What the task asks: All lines from the one containing "Give me the" through the end of the data below must be reproduced exactly, and no others.

Source information:
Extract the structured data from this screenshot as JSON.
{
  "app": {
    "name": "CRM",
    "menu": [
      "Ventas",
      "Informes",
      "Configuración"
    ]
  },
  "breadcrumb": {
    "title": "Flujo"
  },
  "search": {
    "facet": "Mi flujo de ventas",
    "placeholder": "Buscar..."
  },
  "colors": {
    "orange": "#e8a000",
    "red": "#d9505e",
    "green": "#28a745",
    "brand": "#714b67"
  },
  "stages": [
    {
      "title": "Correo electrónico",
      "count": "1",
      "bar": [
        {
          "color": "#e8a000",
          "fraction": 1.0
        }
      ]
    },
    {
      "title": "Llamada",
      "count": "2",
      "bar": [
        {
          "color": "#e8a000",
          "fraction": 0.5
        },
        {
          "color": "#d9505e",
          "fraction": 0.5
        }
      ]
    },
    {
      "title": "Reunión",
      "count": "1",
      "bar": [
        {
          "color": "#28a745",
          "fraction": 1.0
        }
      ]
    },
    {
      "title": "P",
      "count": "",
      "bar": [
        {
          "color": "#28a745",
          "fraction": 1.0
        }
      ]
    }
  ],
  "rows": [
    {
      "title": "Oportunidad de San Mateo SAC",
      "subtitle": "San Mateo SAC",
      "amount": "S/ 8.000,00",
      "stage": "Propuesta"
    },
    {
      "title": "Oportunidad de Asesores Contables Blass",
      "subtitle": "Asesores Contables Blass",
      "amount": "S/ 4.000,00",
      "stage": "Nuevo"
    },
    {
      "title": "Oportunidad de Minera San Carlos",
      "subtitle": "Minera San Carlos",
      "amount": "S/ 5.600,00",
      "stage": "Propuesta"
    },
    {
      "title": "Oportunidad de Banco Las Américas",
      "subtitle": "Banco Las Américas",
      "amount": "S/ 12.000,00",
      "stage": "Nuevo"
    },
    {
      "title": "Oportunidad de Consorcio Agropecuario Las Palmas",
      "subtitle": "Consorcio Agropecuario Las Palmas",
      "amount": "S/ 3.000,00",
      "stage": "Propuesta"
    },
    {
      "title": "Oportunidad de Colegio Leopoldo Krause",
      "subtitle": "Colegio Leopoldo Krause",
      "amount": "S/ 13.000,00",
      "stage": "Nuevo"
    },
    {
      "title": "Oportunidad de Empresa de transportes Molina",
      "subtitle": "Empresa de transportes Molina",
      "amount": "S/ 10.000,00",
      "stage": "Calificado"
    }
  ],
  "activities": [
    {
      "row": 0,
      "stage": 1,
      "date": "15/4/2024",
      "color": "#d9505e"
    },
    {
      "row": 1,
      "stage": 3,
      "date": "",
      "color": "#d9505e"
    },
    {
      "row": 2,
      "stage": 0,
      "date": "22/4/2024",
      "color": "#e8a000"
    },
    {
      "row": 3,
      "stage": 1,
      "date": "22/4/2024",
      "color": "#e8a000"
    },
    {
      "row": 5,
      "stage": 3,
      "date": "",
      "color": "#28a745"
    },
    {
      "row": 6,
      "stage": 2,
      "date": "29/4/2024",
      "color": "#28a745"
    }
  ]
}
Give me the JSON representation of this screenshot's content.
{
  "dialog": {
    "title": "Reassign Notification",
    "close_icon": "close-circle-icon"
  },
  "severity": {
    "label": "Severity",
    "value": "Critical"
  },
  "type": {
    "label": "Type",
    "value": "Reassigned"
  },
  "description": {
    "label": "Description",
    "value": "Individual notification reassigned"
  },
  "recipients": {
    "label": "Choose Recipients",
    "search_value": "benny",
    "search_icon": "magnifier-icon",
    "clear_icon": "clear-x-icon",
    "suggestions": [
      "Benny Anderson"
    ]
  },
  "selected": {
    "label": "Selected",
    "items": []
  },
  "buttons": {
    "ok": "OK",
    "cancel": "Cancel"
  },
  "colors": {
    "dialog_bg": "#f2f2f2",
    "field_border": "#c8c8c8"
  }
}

Solved problem:
Give me the JSON representation of this screenshot's content.
{
  "dialog": {
    "title": "Reassign Notification",
    "close_icon": "close-circle-icon"
  },
  "severity": {
    "label": "Severity",
    "value": "Critical"
  },
  "type": {
    "label": "Type",
    "value": "Reassigned"
  },
  "description": {
    "label": "Description",
    "value": "Individual notification reassigned"
  },
  "recipients": {
    "label": "Choose Recipients",
    "search_value": "benny",
    "search_icon": "magnifier-icon",
    "clear_icon": "clear-x-icon",
    "suggestions": [
      "Benny Anderson"
    ]
  },
  "selected": {
    "label": "Selected",
    "items": []
  },
  "buttons": {
    "ok": "OK",
    "cancel": "Cancel"
  },
  "colors": {
    "dialog_bg": "#f2f2f2",
    "field_border": "#c8c8c8"
  }
}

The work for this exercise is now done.